The NRIC's report went on to state that the "perception of risk analysis" in the international community may be more a measure of communication about Y2K rather than a true status of Y2K readiness. More specifically, the NRIC stated that a lack of information from a country does not, in and of itself, indicate no or poor compliance. It may just mean there is a lack of information. The NRIC believes that several countries may privately be doing more to become Y2K ready than they wish to share publicly. To get a better assessment of these high risk areas, the North American test group of the International Telecommunications Union (ITU) task force, in cooperation with the NRIC, has begun focusing their testing on those countries that are viewed as high risk.


The NRIC report also provided insight on the readiness of customer premises equipment (CPE) and systems that interface with the PSTN. Since its last report, the Council reported it had found no major problems or industry-wide issues that cannot be handled with planning including 911 call processing.
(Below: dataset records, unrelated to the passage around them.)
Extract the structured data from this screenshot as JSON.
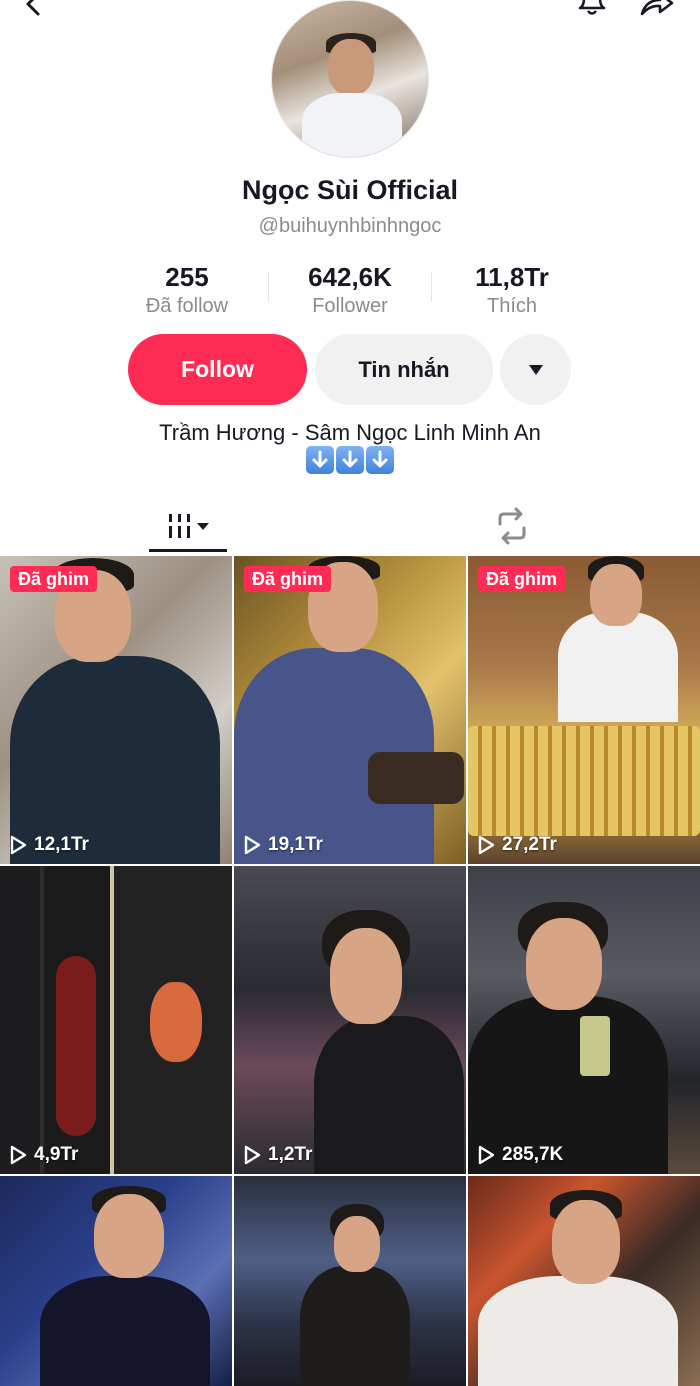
{
  "profile": {
    "display_name": "Ngọc Sùi Official",
    "username": "@buihuynhbinhngoc",
    "bio_line1": "Trầm Hương - Sâm Ngọc Linh Minh An",
    "bio_emoji": "⬇️⬇️⬇️"
  },
  "stats": [
    {
      "value": "255",
      "label": "Đã follow"
    },
    {
      "value": "642,6K",
      "label": "Follower"
    },
    {
      "value": "11,8Tr",
      "label": "Thích"
    }
  ],
  "actions": {
    "follow_label": "Follow",
    "message_label": "Tin nhắn"
  },
  "icons": {
    "back": "chevron-left-icon",
    "bell": "bell-icon",
    "share": "share-arrow-icon",
    "more": "caret-down-icon",
    "videos_tab": "grid-columns-icon",
    "repost_tab": "repost-icon",
    "play": "play-outline-icon"
  },
  "colors": {
    "accent": "#fe2c55",
    "secondary_button": "#f1f1f2",
    "muted_text": "#8a8b91"
  },
  "videos": [
    {
      "pinned_label": "Đã ghim",
      "views": "12,1Tr"
    },
    {
      "pinned_label": "Đã ghim",
      "views": "19,1Tr"
    },
    {
      "pinned_label": "Đã ghim",
      "views": "27,2Tr"
    },
    {
      "pinned_label": "",
      "views": "4,9Tr"
    },
    {
      "pinned_label": "",
      "views": "1,2Tr"
    },
    {
      "pinned_label": "",
      "views": "285,7K"
    },
    {
      "pinned_label": "",
      "views": ""
    },
    {
      "pinned_label": "",
      "views": ""
    },
    {
      "pinned_label": "",
      "views": ""
    }
  ]
}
The report stated that while most private data networks may require fairly extensive upgrades, software upgrades, which are most common, can often be distributed through a company's internal network while firmware upgrades sometimes require CPE to be returned to factories for appropriate upgrades. As a result, the NRIC report pointed out that individual user assessment and testing is extremely important.

In the three months since its last report, NRIC has found that 34 percent (up from 10 percent reported in the previous quarter) of Public Safety Answering Positions (PSAPs), utilized by local governments in responding to 911 calls, have achieved Y2K readiness. In addition, 47 percent of the remaining PSAPs are in the process of achieving Y2K readiness.

While this is an improvement, the NRIC has recommended that non-compliant PSAP owners take immediate action to achieve Y2K readiness, that telephone companies begin sharing appropriate data to help these PSAP owners achieve Y2K readiness and that the FCC begin promoting the availability of funding for municipalities with limited financial resources. It was also reported that the Federal Emergency Management Association (FEMA) has done a survey of PSAP's Y2K readiness and their data indicated 91 percent of PSAPs across the nation will be Y2K ready by January 1, 2000. At the NRIC meeting, it was reported that FCC Commissioner Michael Powell had sent letters to directors of emergency services in each state to raise their awareness of the Year 2000 issue and the potential impact the century date change might have on PSAPs.


In its report, NRIC also reviewed industry-wide Y2K contingency planning efforts. In a Contingency Planning Workshop, conducted on April 27, 1999, for the telecommunications industry, the NRIC collaborated with the USTA to provide specifics on awareness and understanding of Y2K contingency planning. The NRIC also reported that this committee had developed a set of Contingency Planning Guidelines that were available on the NRIC web site (http://www.nric.org).


In conclusion, the NRIC reported the U.S. telecommunications industry continues to effectively approach Y2K readiness and will achieve that readiness in advance of the turn of the century. In addition, the NRIC fully expects the PSTN will continue to reliably function, interoperate and interconnect on and after January 1, 2000.

To provide a public forum on the telecommunications industry's Y2K readiness, the NRIC will co-sponsor a Communications Forum with the IEC on August 5, 1999 at the Omni Shoreham Hotel in Washington, D.C.

Specifics regarding this conference can be found at http://www.iec.org. Information regarding each of the NRIC sub-committee presentations will be posted on the NRIC web site (http://www.nric.org). Information on other NRIC activities associated with general network reliability can be found at http://www.atis.org/atis/nrsc/nrscinfo.html.